◆ What the task asks: Go through the material below and copy each line where the word "subtitle" appears.
(Beginning of Data shown)
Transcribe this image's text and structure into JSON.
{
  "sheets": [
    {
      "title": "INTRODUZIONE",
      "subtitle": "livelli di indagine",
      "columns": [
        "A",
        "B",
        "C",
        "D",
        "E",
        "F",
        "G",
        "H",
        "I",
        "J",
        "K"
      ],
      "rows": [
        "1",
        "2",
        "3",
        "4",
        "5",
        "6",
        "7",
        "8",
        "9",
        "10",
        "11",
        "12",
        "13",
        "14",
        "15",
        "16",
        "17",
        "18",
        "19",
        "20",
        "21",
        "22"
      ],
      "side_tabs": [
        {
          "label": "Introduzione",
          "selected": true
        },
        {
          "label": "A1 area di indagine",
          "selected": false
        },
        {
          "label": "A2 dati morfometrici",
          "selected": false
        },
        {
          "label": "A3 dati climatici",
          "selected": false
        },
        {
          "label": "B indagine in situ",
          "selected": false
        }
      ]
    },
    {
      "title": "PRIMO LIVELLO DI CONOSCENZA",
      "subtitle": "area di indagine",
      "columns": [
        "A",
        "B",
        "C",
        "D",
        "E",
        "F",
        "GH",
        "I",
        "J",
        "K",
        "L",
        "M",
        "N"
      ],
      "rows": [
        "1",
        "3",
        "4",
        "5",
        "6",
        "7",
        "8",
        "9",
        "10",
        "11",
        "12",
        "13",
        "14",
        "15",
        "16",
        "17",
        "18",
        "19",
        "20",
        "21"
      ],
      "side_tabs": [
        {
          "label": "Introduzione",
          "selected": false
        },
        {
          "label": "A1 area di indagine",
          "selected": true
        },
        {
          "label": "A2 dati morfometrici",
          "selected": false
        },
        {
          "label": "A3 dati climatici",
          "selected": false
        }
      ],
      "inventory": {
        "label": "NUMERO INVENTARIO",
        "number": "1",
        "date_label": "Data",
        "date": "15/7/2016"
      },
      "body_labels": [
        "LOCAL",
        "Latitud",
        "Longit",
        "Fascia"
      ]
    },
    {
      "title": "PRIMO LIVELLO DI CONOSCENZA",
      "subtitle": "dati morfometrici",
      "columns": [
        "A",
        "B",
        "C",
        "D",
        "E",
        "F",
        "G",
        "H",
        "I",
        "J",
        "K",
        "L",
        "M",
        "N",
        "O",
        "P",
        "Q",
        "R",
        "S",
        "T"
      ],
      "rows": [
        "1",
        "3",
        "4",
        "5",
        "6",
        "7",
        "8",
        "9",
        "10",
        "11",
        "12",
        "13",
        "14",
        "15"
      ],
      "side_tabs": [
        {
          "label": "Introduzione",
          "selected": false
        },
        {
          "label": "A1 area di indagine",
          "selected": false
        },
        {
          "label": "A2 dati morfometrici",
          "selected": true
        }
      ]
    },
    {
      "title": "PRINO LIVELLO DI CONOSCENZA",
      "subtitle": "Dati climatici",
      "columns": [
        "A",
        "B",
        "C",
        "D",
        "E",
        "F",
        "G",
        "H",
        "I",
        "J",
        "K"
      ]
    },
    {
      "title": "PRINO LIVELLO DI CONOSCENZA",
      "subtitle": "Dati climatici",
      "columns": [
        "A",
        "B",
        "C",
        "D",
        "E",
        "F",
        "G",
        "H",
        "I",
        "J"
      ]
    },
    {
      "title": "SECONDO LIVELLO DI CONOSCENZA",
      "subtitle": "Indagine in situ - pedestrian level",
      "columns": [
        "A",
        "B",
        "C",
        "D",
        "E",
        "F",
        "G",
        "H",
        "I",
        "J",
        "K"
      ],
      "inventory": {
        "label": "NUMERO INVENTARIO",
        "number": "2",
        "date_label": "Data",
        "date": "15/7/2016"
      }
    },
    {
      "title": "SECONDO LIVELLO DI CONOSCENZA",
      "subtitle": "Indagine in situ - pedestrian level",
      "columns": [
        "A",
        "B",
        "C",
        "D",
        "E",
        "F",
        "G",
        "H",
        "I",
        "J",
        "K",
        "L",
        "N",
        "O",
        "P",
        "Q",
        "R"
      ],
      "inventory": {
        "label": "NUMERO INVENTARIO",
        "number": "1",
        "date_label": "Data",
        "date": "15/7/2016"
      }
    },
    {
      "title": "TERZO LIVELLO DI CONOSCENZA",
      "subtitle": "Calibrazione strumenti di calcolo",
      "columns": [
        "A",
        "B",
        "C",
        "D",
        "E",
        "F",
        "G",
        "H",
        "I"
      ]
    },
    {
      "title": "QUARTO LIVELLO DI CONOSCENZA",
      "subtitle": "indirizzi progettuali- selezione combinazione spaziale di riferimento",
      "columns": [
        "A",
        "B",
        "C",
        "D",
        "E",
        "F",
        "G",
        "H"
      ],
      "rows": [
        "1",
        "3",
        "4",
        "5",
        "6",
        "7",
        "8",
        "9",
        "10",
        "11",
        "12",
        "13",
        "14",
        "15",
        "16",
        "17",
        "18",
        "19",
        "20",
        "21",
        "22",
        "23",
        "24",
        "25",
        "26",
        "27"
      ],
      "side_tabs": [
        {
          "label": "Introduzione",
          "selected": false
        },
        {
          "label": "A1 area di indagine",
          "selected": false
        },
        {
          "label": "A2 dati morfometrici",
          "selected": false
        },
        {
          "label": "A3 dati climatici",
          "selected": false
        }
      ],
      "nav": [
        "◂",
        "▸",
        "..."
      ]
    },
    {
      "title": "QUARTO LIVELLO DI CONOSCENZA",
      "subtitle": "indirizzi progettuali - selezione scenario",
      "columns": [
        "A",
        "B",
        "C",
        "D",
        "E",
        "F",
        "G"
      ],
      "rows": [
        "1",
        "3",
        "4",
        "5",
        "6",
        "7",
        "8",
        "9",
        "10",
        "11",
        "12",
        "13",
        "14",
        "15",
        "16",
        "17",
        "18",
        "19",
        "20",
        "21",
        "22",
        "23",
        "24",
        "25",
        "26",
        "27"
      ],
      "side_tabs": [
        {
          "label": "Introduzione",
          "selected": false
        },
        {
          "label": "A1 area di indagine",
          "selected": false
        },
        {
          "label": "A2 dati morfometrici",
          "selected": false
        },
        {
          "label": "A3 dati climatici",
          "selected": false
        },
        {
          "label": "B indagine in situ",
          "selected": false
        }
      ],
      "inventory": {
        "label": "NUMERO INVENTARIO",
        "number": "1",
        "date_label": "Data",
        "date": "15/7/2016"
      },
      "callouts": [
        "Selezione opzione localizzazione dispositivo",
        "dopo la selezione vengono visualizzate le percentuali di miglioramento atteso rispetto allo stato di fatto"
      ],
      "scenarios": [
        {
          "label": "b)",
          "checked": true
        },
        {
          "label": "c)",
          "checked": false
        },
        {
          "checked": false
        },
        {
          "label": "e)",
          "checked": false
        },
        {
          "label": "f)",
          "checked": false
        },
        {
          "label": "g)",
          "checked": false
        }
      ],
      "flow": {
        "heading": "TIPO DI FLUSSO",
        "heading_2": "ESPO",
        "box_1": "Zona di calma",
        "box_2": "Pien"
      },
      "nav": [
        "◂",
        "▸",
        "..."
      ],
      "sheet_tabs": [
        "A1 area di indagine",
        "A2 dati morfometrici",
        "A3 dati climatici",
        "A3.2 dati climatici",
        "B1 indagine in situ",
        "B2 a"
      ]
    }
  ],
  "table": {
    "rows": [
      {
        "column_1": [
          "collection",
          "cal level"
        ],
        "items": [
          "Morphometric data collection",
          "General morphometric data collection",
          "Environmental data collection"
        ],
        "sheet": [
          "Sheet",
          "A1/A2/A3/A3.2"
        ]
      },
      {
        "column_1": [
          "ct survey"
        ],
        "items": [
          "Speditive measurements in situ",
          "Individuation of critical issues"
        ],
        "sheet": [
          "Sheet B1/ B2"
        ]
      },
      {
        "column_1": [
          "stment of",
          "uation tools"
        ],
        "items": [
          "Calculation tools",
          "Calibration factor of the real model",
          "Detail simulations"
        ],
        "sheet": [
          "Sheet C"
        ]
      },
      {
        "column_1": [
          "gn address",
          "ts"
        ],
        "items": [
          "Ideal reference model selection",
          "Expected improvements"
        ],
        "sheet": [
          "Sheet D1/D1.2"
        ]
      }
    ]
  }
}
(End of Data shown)
◆ Result of this exercise:
      "subtitle": "livelli di indagine",
      "subtitle": "area di indagine",
      "subtitle": "dati morfometrici",
      "subtitle": "Dati climatici",
      "subtitle": "Dati climatici",
      "subtitle": "Indagine in situ - pedestrian level",
      "subtitle": "Indagine in situ - pedestrian level",
      "subtitle": "Calibrazione strumenti di calcolo",
      "subtitle": "indirizzi progettuali- selezione combinazione spaziale di riferimento",
      "subtitle": "indirizzi progettuali - selezione scenario",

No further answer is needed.